The world would fall silent if it weren't for men like Peter Reid.
An instrument maker - or 'luthier' - based in Orange, Mr Reid would turn hundreds of hollowed logs into fine stringed instruments every year.
"The best thing about the job is the people you meet," Mr Reid said.
"They all have their own backgrounds, where they've been, where they're going and it's nice to know the instrument you've made is going with them."
But aside from the music they make, Mr Reid finds joy in turning his tools to craft something visually stunning as well.
"I like working the timber, it tells you stories and you see yourself in it as you're turning it into something," he said.
His love of the instrument began in 1988, whilst working in Mount Victoria with a Czech-born luthier.
Once he had built his first violin from scratch in 2001, he moved away from merely repairing stringed instruments.
"I still do a lot of repairs, most of what I've done this week [at the string summer school] is repairing for students, their bows, their instruments," he said.
A hobbyist viola player himself, Mr Reid admits he gets little time to practice or play his own instrument. These days, he is too busy crafting everyone else's instrument.
Though the love of music is clearly a pillar of his DNA with his and wife Frankie's eight-year-old granddaughter, Sophia now taking part in the annual Riverina Summer School for Strings.
The budding violist is also the inspiration behind the company name, 'Sophia's Strings'.
For the past five years, Mr and Mrs Reid have been involved with the string summer school, even sponsoring several students each year to attend.
This year's week-long event has seen up to 100 students aged six to 60 attend the school, participating in ensembles for guitar, violin, viola and for the second year mandolin.
For the first time, a conductor course was also introduced under the tutelage of world-renowned and Tasmania-residing musician Johannes Fritzsch.
"It's really good to hear a whole lot of people together playing, it's inspiring to be a part of that wider community," said Jeff Donovan, summer school president.

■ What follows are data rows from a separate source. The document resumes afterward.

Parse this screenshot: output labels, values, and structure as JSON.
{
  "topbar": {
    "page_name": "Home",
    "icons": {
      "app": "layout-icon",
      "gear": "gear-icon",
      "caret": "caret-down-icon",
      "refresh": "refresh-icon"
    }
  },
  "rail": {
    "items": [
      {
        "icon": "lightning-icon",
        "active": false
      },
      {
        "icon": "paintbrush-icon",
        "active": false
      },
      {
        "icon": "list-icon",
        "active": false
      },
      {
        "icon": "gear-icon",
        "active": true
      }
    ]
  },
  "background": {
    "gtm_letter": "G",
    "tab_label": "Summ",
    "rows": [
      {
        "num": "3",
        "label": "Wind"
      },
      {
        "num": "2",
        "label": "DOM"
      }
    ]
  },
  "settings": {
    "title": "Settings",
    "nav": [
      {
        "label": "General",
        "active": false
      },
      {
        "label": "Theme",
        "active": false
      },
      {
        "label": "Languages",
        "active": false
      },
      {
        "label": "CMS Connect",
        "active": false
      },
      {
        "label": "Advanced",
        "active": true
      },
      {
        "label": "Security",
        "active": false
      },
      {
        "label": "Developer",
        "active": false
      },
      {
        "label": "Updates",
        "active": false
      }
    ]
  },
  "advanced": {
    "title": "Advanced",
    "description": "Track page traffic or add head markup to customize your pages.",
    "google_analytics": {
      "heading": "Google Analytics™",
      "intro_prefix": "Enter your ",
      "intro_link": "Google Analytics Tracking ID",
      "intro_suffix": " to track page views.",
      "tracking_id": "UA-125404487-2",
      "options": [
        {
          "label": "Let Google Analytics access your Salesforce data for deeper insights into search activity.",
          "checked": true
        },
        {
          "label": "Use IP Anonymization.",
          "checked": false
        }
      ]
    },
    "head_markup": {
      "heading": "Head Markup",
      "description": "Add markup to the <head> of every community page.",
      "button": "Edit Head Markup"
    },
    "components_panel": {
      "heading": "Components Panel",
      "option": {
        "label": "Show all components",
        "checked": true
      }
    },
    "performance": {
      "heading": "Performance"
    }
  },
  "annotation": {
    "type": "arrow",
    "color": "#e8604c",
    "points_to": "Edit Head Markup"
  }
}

Travelling from Melbourne, it was pianist Caroline Almonte's third year as a tutor and accompanist in Wagga.
"The real advantage of this is that it brings children together. We have sports camps for the sporty kids, but it's rare to have a music camp," Ms Almonte said.

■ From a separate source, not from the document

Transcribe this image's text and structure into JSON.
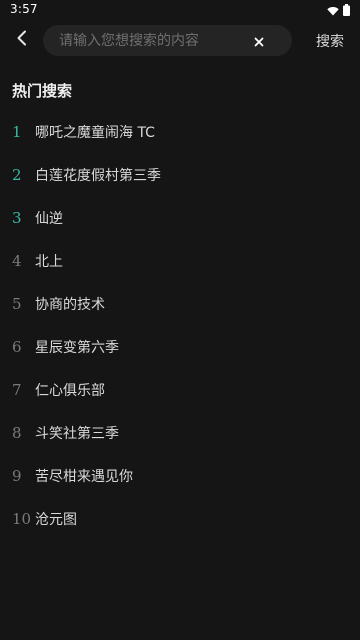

"This is the place where music is the popular activity and you don't get that in many places."